This letter is provided for the school, parents and
carers to share with their children. It describes Ofsted's
main findings from the inspection of their school.
Thursday 22 April 2010
Inspection of Greenfield Primary School, Leicester, LE8 5SG
Thank you for being so friendly and helpful when we visited your school recently. We very much enjoyed the time we spent with you. You told us, and wrote in your questionnaire returns, that you think yours is a good school and we agree with you.
Your headteacher does a really good job in running the school. All the adults take excellent care of you and you always have somebody to talk to if you are troubled.
Teaching is good so you enjoy your lessons and usually work hard, so you do well, particularly in maths.

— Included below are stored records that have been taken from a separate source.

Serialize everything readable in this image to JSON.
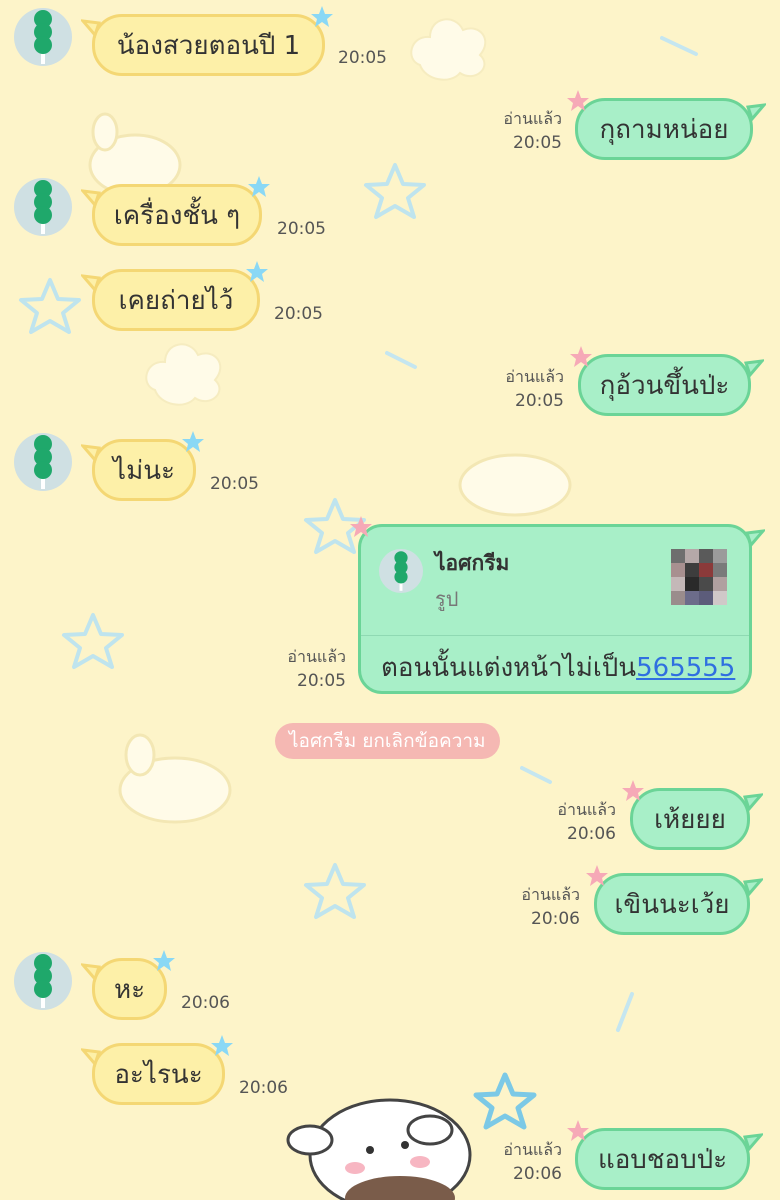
{
  "messages": [
    {
      "id": "m1",
      "side": "in",
      "text": "น้องสวยตอนปี 1",
      "time": "20:05"
    },
    {
      "id": "m2",
      "side": "out",
      "text": "กุถามหน่อย",
      "time": "20:05",
      "read": "อ่านแล้ว"
    },
    {
      "id": "m3",
      "side": "in",
      "text": "เครื่องชั้น ๆ",
      "time": "20:05"
    },
    {
      "id": "m4",
      "side": "in",
      "text": "เคยถ่ายไว้",
      "time": "20:05"
    },
    {
      "id": "m5",
      "side": "out",
      "text": "กุอ้วนขึ้นป่ะ",
      "time": "20:05",
      "read": "อ่านแล้ว"
    },
    {
      "id": "m6",
      "side": "in",
      "text": "ไม่นะ",
      "time": "20:05"
    },
    {
      "id": "m8",
      "side": "out",
      "text": "เห้ยยย",
      "time": "20:06",
      "read": "อ่านแล้ว"
    },
    {
      "id": "m9",
      "side": "out",
      "text": "เขินนะเว้ย",
      "time": "20:06",
      "read": "อ่านแล้ว"
    },
    {
      "id": "m10",
      "side": "in",
      "text": "หะ",
      "time": "20:06"
    },
    {
      "id": "m11",
      "side": "in",
      "text": "อะไรนะ",
      "time": "20:06"
    },
    {
      "id": "m12",
      "side": "out",
      "text": "แอบชอบป่ะ",
      "time": "20:06",
      "read": "อ่านแล้ว"
    }
  ],
  "reply": {
    "quoted_name": "ไอศกรีม",
    "quoted_type": "รูป",
    "text": "ตอนนั้นแต่งหน้าไม่เป็น",
    "link": "565555",
    "time": "20:05",
    "read": "อ่านแล้ว"
  },
  "system_notice": "ไอศกรีม ยกเลิกข้อความ",
  "colors": {
    "background": "#fdf4c9",
    "incoming_bubble": "#fdf0a8",
    "outgoing_bubble": "#a8efc8",
    "unsend_notice": "#f5b8b3",
    "link": "#2f6fe0",
    "avatar_icon": "#1fa86b"
  },
  "icons": {
    "avatar": "green-dango-icon",
    "incoming_decoration": "blue-star-icon",
    "outgoing_decoration": "pink-star-icon"
  }
}
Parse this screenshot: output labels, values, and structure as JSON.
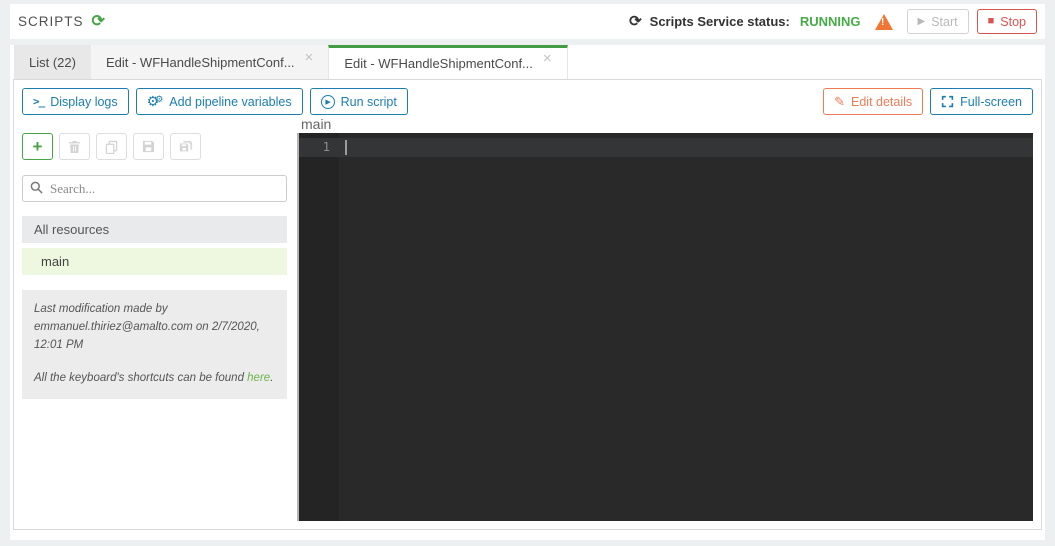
{
  "header": {
    "title": "SCRIPTS",
    "status_label": "Scripts Service status:",
    "status_value": "RUNNING",
    "start_label": "Start",
    "stop_label": "Stop"
  },
  "tabs": [
    {
      "label": "List (22)",
      "active": false,
      "closable": false
    },
    {
      "label": "Edit - WFHandleShipmentConf...",
      "active": false,
      "closable": true
    },
    {
      "label": "Edit - WFHandleShipmentConf...",
      "active": true,
      "closable": true
    }
  ],
  "toolbar": {
    "display_logs": "Display logs",
    "add_pipeline_variables": "Add pipeline variables",
    "run_script": "Run script",
    "edit_details": "Edit details",
    "fullscreen": "Full-screen"
  },
  "sidebar": {
    "search_placeholder": "Search...",
    "group_label": "All resources",
    "resources": [
      {
        "name": "main",
        "selected": true
      }
    ],
    "info_modification": "Last modification made by emmanuel.thiriez@amalto.com on 2/7/2020, 12:01 PM",
    "info_shortcuts_prefix": "All the keyboard's shortcuts can be found ",
    "info_shortcuts_link": "here",
    "info_shortcuts_suffix": "."
  },
  "editor": {
    "title": "main",
    "line_number": "1"
  },
  "icons": {
    "refresh": "⟳",
    "close": "×",
    "play": "▶",
    "stop_square": "■",
    "terminal": ">_",
    "gear": "⚙",
    "gear_small": "⚙",
    "pencil": "✎",
    "plus": "+"
  },
  "colors": {
    "accent_green": "#449d44",
    "accent_blue": "#1c7eb0",
    "accent_orange": "#ec7c56",
    "danger_red": "#d9534f",
    "warning_orange": "#f07636",
    "status_running_green": "#47ab47",
    "editor_bg": "#29292a",
    "selected_resource_bg": "#eef7e0"
  }
}
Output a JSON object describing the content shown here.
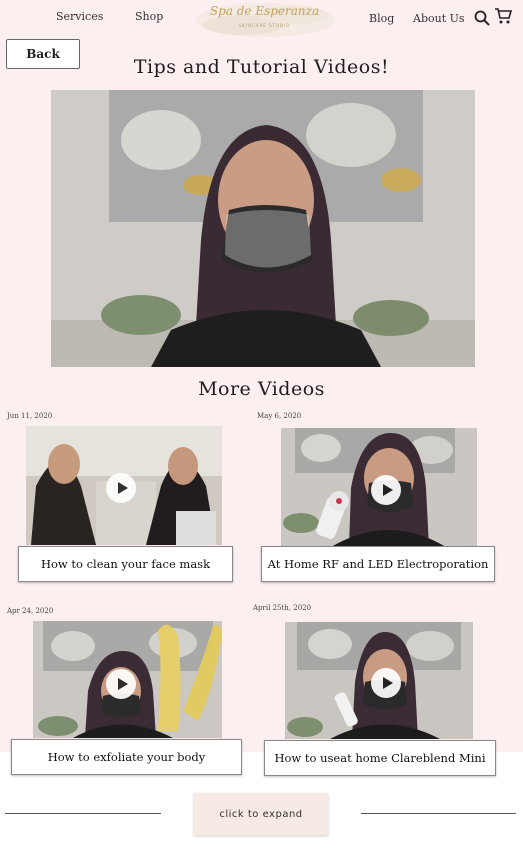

Most of you behave very well, and have really good attitudes to learning. You know how to live a healthy lifestyle, enjoy lots of sport, and try to eat healthy food. You are aware of how to keep yourselves safe. You take on lots of responsibility in the school, in the school council, super leaders, buddies and in your classes. We were very impressed by the way you take on projects on your own accord and form teams to make things better in the school.
All the adults in your school want it to be even better. To make this happen I have asked them to do the following things:
- raise the standard of boys' writing throughout the school, starting with early writing in Reception
- make sure that you get a consistent standard of teaching in all classes and marking always helps you to improve
- make sure a good check is kept on the progress of girls, boys and those of you with special needs, to make sure you do as well as or better than similar groups in other schools.
You can help by working hard and doing your best. I wish you every success in the future
|Any complaints about the inspection or the report should be made following the procedures set out in the guidance 'Complaining about inspections', which is available from Ofsted's website: ofsted.gov.uk. If you would like Ofsted to send you a copy of the guidance, please telephone 08456 404045, or email email@example.com.|